In my previous outings into the sound worlds of Off Land (aka Tim Dwyer), I saw him as a purveyor of quiet drone-sculpted spaces and deep textures. Which is part of what makes Afterglow such a surprise and an excellent release. Here we get a somewhat different Off Land, or at the very least an Off Land who’s decided to go play in a different sandbox for a bit. Which is not to say it’s better than his beatless works. Rather, it’s another great case of an artist stretching his craft and hitting a fresh mark. The difference sets in straight away, with the world-music overtone of “Zodiacal Light.” Its easy groove, gently tapped percussion, and well-placed bird-like squawks create a cool tropical feel, somewhere green and shady and gloriously overgrown. Dwyer also plays with classic EM and Berlin School styles several times on Afterglow. “Subtypes” locks down a low-volume sequencer line, then traces floating melodics over the top. Chime tones sparkle across the space, and a heavily echoed and subdued vocal drop slips in for extra interest. “Pulsar” sets up a swirling spiral of sound, then slyly slips in a beat and a sequencer line.

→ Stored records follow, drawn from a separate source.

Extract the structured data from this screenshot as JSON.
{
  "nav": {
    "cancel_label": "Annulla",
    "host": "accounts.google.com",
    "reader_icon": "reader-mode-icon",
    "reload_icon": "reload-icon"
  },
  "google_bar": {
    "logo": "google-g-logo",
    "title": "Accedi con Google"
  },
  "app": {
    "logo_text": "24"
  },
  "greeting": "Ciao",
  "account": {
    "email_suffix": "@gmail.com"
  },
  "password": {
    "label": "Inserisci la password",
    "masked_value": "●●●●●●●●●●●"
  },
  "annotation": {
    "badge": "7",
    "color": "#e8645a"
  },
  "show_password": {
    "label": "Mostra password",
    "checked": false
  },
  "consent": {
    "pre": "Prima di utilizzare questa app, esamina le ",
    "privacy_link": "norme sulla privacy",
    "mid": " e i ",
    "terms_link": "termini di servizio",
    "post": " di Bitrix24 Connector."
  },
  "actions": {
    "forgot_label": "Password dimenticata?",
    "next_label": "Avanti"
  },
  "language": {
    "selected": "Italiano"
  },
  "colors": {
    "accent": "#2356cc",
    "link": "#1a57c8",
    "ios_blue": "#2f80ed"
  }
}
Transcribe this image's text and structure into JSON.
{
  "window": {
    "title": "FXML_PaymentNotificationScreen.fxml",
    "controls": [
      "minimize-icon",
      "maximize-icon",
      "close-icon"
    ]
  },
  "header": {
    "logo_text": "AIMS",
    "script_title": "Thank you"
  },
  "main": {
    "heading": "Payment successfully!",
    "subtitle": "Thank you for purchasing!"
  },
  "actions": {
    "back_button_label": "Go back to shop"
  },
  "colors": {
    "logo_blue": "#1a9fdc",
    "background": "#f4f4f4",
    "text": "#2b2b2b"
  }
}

The build on this track is excellent and evolutionary, with each new element really ramping the piece. It leads into “Radiance,” which matches a chugging sequencer with round chime tones and rise-and-fall pads. The contrast works well, with the chimes never trying to match the pace of their accompaniment. The ambient and spacemusic side of things gets its moment on “Photosphere” as Dwyer lays down long, large-scope pads with a distinct dramatic flair. A manipulated vocal comes in, raw and distorted, as if to denote the point here he starts to smoothly nudge the piece into a slightly different shape. Without leaving the spacey side of it behind, Dwyer folds in new textures to keep your attention focused. (It’s easy to lose your way in such a hypnotic vista…)
One thing of note is that while Dwyer gets more active in a lot of the work here, he doesn’t forsake the kind of cloudy quietude that tends to envelop his music. He’s found the right blend of his signature ambient style and the stronger dynamics of classic EM. His thoughtful approach to building layers and tones is definitely on display, and his attention to the smallest details makes Afterglow very rewarding in close listens. This is an excellent release that shows Dwyer taking his Off Land identity in interesting directions. He has always been an artist to keep an ear on, and Afterglow takes that from a suggestion to an imperative. If you have not done yourself the favor of looking into his work, start here and start now.
Available as a download from Carpe Sonum . Physical release expected to be available in 2017.